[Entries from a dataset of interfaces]
=====
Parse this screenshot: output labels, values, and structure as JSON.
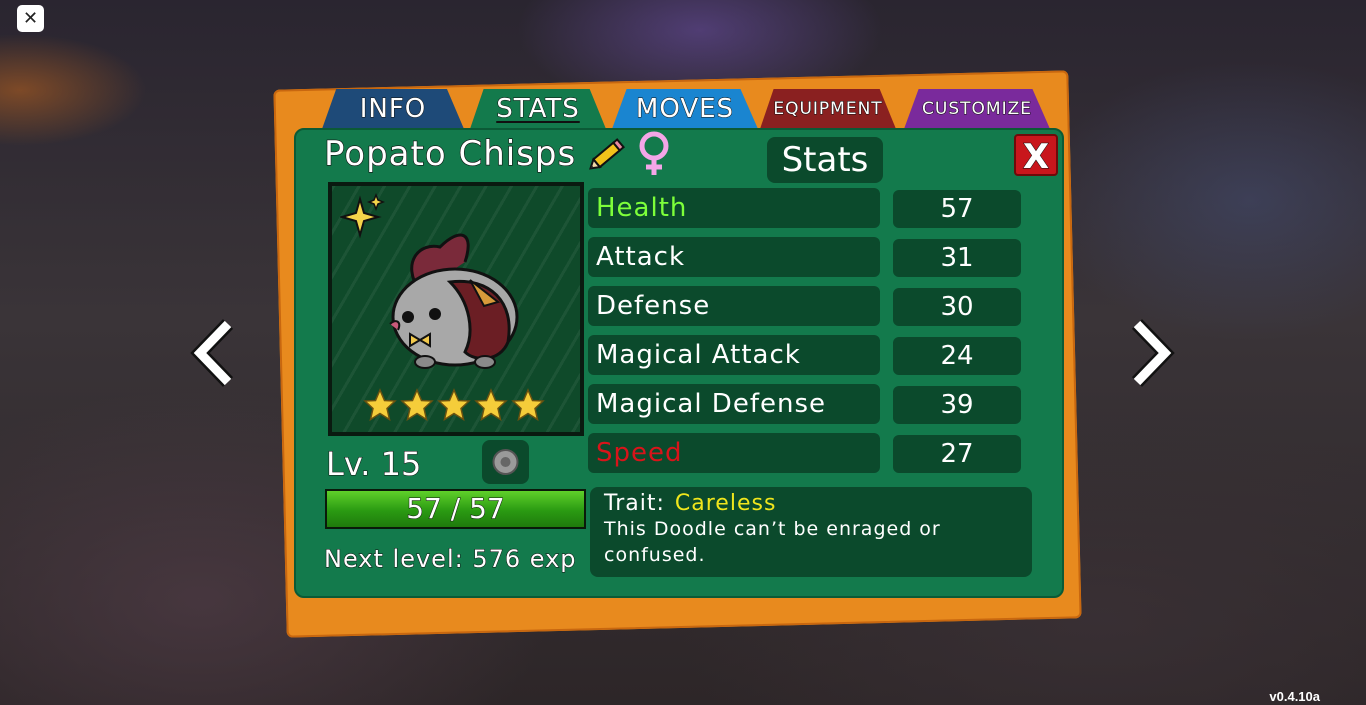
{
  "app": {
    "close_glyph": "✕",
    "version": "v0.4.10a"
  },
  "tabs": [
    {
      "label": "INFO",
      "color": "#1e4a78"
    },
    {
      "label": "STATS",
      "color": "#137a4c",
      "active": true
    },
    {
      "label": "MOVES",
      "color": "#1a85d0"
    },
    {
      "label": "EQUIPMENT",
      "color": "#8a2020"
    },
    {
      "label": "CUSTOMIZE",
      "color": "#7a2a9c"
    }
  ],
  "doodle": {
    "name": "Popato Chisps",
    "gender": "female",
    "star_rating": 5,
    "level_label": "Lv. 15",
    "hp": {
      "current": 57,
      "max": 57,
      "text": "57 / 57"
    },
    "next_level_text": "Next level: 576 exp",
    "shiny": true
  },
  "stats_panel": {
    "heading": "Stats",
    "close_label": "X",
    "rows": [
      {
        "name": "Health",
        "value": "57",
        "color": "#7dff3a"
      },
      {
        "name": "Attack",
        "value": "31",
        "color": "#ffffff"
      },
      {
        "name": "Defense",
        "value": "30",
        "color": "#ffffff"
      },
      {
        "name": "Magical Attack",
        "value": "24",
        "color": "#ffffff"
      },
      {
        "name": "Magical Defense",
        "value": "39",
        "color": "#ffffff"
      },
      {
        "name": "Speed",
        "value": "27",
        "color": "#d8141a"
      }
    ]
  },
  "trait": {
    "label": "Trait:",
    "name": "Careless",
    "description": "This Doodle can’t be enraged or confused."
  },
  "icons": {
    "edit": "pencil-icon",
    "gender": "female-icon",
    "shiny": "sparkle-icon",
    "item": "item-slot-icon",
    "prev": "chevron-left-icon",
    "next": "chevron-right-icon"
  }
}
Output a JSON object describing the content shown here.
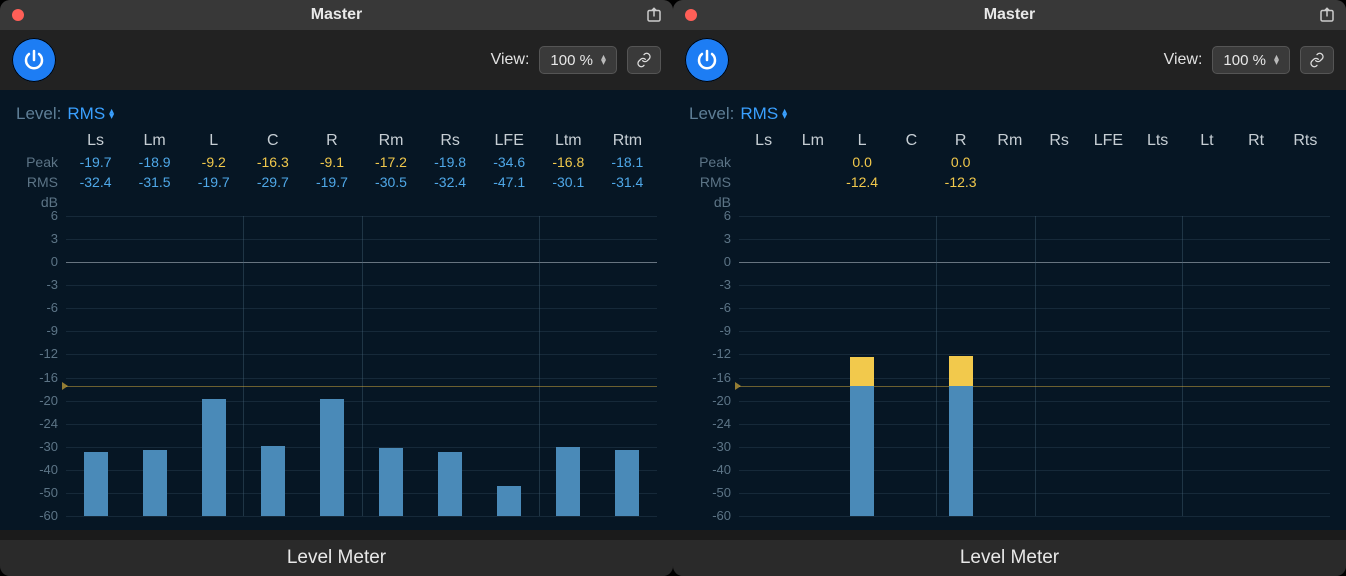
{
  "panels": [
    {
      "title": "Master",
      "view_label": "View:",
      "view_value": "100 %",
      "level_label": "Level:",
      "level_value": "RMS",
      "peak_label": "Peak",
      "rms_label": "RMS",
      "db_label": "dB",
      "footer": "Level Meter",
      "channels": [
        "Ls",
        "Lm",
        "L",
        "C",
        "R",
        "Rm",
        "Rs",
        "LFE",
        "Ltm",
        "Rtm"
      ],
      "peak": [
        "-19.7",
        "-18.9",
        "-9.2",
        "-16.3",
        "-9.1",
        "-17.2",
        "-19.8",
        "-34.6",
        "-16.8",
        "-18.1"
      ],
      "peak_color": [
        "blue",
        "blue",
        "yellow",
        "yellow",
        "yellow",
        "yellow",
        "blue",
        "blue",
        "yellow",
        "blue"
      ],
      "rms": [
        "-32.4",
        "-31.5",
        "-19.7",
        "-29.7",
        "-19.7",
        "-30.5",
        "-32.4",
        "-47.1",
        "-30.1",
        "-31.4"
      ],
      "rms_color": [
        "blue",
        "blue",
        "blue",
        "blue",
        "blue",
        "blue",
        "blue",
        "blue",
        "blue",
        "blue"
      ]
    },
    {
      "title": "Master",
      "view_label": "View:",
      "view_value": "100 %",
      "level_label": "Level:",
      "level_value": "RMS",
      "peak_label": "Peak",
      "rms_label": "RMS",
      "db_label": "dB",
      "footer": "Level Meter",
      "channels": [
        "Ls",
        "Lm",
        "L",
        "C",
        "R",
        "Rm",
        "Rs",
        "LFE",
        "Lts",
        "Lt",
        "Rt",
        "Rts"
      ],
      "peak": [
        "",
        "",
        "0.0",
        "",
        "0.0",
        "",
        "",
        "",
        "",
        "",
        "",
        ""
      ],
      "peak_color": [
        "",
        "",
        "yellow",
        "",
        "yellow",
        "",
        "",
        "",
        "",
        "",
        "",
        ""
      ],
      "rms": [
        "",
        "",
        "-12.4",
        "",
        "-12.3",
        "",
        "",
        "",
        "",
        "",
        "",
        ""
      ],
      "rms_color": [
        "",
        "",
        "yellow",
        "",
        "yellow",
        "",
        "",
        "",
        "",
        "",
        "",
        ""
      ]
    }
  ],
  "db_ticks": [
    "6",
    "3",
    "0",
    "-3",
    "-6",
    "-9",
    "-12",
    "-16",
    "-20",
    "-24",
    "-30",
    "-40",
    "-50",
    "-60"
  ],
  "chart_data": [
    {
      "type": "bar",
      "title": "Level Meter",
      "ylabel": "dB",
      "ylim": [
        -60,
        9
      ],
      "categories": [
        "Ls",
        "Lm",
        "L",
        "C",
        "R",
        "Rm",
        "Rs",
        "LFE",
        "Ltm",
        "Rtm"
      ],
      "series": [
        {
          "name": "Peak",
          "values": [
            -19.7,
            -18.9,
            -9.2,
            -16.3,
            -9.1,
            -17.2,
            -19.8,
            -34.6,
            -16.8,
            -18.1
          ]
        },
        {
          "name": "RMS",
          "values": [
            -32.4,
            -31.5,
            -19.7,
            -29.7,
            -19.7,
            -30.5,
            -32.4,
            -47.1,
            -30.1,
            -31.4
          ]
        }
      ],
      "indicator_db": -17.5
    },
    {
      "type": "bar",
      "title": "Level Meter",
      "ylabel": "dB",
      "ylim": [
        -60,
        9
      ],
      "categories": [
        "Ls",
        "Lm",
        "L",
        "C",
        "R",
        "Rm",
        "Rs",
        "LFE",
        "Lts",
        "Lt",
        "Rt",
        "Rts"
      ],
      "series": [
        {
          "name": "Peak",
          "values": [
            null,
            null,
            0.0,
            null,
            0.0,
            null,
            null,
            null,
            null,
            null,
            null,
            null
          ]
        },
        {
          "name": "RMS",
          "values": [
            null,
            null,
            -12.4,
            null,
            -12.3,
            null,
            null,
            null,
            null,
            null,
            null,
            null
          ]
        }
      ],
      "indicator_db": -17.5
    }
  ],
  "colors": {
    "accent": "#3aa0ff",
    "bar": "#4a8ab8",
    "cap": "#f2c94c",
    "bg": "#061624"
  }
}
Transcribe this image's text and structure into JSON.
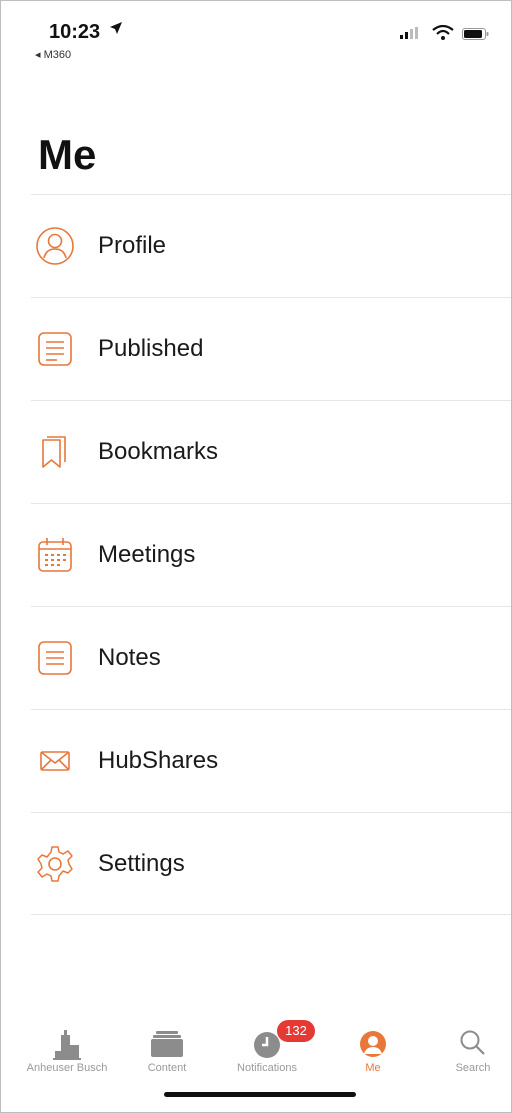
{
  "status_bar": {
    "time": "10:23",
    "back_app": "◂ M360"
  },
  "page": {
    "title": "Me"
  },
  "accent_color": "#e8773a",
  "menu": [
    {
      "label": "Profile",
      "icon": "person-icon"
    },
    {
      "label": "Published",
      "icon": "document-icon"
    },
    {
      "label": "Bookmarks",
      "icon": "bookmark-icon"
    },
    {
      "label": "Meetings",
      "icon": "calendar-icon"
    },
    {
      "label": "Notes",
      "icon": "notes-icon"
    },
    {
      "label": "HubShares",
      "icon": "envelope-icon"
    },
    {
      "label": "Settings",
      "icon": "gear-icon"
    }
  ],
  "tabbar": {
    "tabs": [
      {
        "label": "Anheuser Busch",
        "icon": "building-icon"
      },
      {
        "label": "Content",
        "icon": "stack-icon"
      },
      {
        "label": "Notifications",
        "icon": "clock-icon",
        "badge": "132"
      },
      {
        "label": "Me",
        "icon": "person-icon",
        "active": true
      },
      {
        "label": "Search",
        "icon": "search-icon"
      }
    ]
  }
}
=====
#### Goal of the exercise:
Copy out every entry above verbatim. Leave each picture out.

#### The answer:
Parse this screenshot: output labels, values, and structure as JSON.
{
  "app": {
    "close_glyph": "✕",
    "version": "v0.4.10a"
  },
  "tabs": [
    {
      "label": "INFO",
      "color": "#1e4a78"
    },
    {
      "label": "STATS",
      "color": "#137a4c",
      "active": true
    },
    {
      "label": "MOVES",
      "color": "#1a85d0"
    },
    {
      "label": "EQUIPMENT",
      "color": "#8a2020"
    },
    {
      "label": "CUSTOMIZE",
      "color": "#7a2a9c"
    }
  ],
  "doodle": {
    "name": "Popato Chisps",
    "gender": "female",
    "star_rating": 5,
    "level_label": "Lv. 15",
    "hp": {
      "current": 57,
      "max": 57,
      "text": "57 / 57"
    },
    "next_level_text": "Next level: 576 exp",
    "shiny": true
  },
  "stats_panel": {
    "heading": "Stats",
    "close_label": "X",
    "rows": [
      {
        "name": "Health",
        "value": "57",
        "color": "#7dff3a"
      },
      {
        "name": "Attack",
        "value": "31",
        "color": "#ffffff"
      },
      {
        "name": "Defense",
        "value": "30",
        "color": "#ffffff"
      },
      {
        "name": "Magical Attack",
        "value": "24",
        "color": "#ffffff"
      },
      {
        "name": "Magical Defense",
        "value": "39",
        "color": "#ffffff"
      },
      {
        "name": "Speed",
        "value": "27",
        "color": "#d8141a"
      }
    ]
  },
  "trait": {
    "label": "Trait:",
    "name": "Careless",
    "description": "This Doodle can’t be enraged or confused."
  },
  "icons": {
    "edit": "pencil-icon",
    "gender": "female-icon",
    "shiny": "sparkle-icon",
    "item": "item-slot-icon",
    "prev": "chevron-left-icon",
    "next": "chevron-right-icon"
  }
}
Output a JSON object describing the content shown here.
{
  "panels": [
    {
      "title": "Master",
      "view_label": "View:",
      "view_value": "100 %",
      "level_label": "Level:",
      "level_value": "RMS",
      "peak_label": "Peak",
      "rms_label": "RMS",
      "db_label": "dB",
      "footer": "Level Meter",
      "channels": [
        "Ls",
        "Lm",
        "L",
        "C",
        "R",
        "Rm",
        "Rs",
        "LFE",
        "Ltm",
        "Rtm"
      ],
      "peak": [
        "-19.7",
        "-18.9",
        "-9.2",
        "-16.3",
        "-9.1",
        "-17.2",
        "-19.8",
        "-34.6",
        "-16.8",
        "-18.1"
      ],
      "peak_color": [
        "blue",
        "blue",
        "yellow",
        "yellow",
        "yellow",
        "yellow",
        "blue",
        "blue",
        "yellow",
        "blue"
      ],
      "rms": [
        "-32.4",
        "-31.5",
        "-19.7",
        "-29.7",
        "-19.7",
        "-30.5",
        "-32.4",
        "-47.1",
        "-30.1",
        "-31.4"
      ],
      "rms_color": [
        "blue",
        "blue",
        "blue",
        "blue",
        "blue",
        "blue",
        "blue",
        "blue",
        "blue",
        "blue"
      ]
    },
    {
      "title": "Master",
      "view_label": "View:",
      "view_value": "100 %",
      "level_label": "Level:",
      "level_value": "RMS",
      "peak_label": "Peak",
      "rms_label": "RMS",
      "db_label": "dB",
      "footer": "Level Meter",
      "channels": [
        "Ls",
        "Lm",
        "L",
        "C",
        "R",
        "Rm",
        "Rs",
        "LFE",
        "Lts",
        "Lt",
        "Rt",
        "Rts"
      ],
      "peak": [
        "",
        "",
        "0.0",
        "",
        "0.0",
        "",
        "",
        "",
        "",
        "",
        "",
        ""
      ],
      "peak_color": [
        "",
        "",
        "yellow",
        "",
        "yellow",
        "",
        "",
        "",
        "",
        "",
        "",
        ""
      ],
      "rms": [
        "",
        "",
        "-12.4",
        "",
        "-12.3",
        "",
        "",
        "",
        "",
        "",
        "",
        ""
      ],
      "rms_color": [
        "",
        "",
        "yellow",
        "",
        "yellow",
        "",
        "",
        "",
        "",
        "",
        "",
        ""
      ]
    }
  ],
  "db_ticks": [
    "6",
    "3",
    "0",
    "-3",
    "-6",
    "-9",
    "-12",
    "-16",
    "-20",
    "-24",
    "-30",
    "-40",
    "-50",
    "-60"
  ],
  "chart_data": [
    {
      "type": "bar",
      "title": "Level Meter",
      "ylabel": "dB",
      "ylim": [
        -60,
        9
      ],
      "categories": [
        "Ls",
        "Lm",
        "L",
        "C",
        "R",
        "Rm",
        "Rs",
        "LFE",
        "Ltm",
        "Rtm"
      ],
      "series": [
        {
          "name": "Peak",
          "values": [
            -19.7,
            -18.9,
            -9.2,
            -16.3,
            -9.1,
            -17.2,
            -19.8,
            -34.6,
            -16.8,
            -18.1
          ]
        },
        {
          "name": "RMS",
          "values": [
            -32.4,
            -31.5,
            -19.7,
            -29.7,
            -19.7,
            -30.5,
            -32.4,
            -47.1,
            -30.1,
            -31.4
          ]
        }
      ],
      "indicator_db": -17.5
    },
    {
      "type": "bar",
      "title": "Level Meter",
      "ylabel": "dB",
      "ylim": [
        -60,
        9
      ],
      "categories": [
        "Ls",
        "Lm",
        "L",
        "C",
        "R",
        "Rm",
        "Rs",
        "LFE",
        "Lts",
        "Lt",
        "Rt",
        "Rts"
      ],
      "series": [
        {
          "name": "Peak",
          "values": [
            null,
            null,
            0.0,
            null,
            0.0,
            null,
            null,
            null,
            null,
            null,
            null,
            null
          ]
        },
        {
          "name": "RMS",
          "values": [
            null,
            null,
            -12.4,
            null,
            -12.3,
            null,
            null,
            null,
            null,
            null,
            null,
            null
          ]
        }
      ],
      "indicator_db": -17.5
    }
  ],
  "colors": {
    "accent": "#3aa0ff",
    "bar": "#4a8ab8",
    "cap": "#f2c94c",
    "bg": "#061624"
  }
}
Transcribe this image's text and structure into JSON.
{
  "status_bar": {
    "time": "10:23",
    "back_app": "◂ M360"
  },
  "page": {
    "title": "Me"
  },
  "accent_color": "#e8773a",
  "menu": [
    {
      "label": "Profile",
      "icon": "person-icon"
    },
    {
      "label": "Published",
      "icon": "document-icon"
    },
    {
      "label": "Bookmarks",
      "icon": "bookmark-icon"
    },
    {
      "label": "Meetings",
      "icon": "calendar-icon"
    },
    {
      "label": "Notes",
      "icon": "notes-icon"
    },
    {
      "label": "HubShares",
      "icon": "envelope-icon"
    },
    {
      "label": "Settings",
      "icon": "gear-icon"
    }
  ],
  "tabbar": {
    "tabs": [
      {
        "label": "Anheuser Busch",
        "icon": "building-icon"
      },
      {
        "label": "Content",
        "icon": "stack-icon"
      },
      {
        "label": "Notifications",
        "icon": "clock-icon",
        "badge": "132"
      },
      {
        "label": "Me",
        "icon": "person-icon",
        "active": true
      },
      {
        "label": "Search",
        "icon": "search-icon"
      }
    ]
  }
}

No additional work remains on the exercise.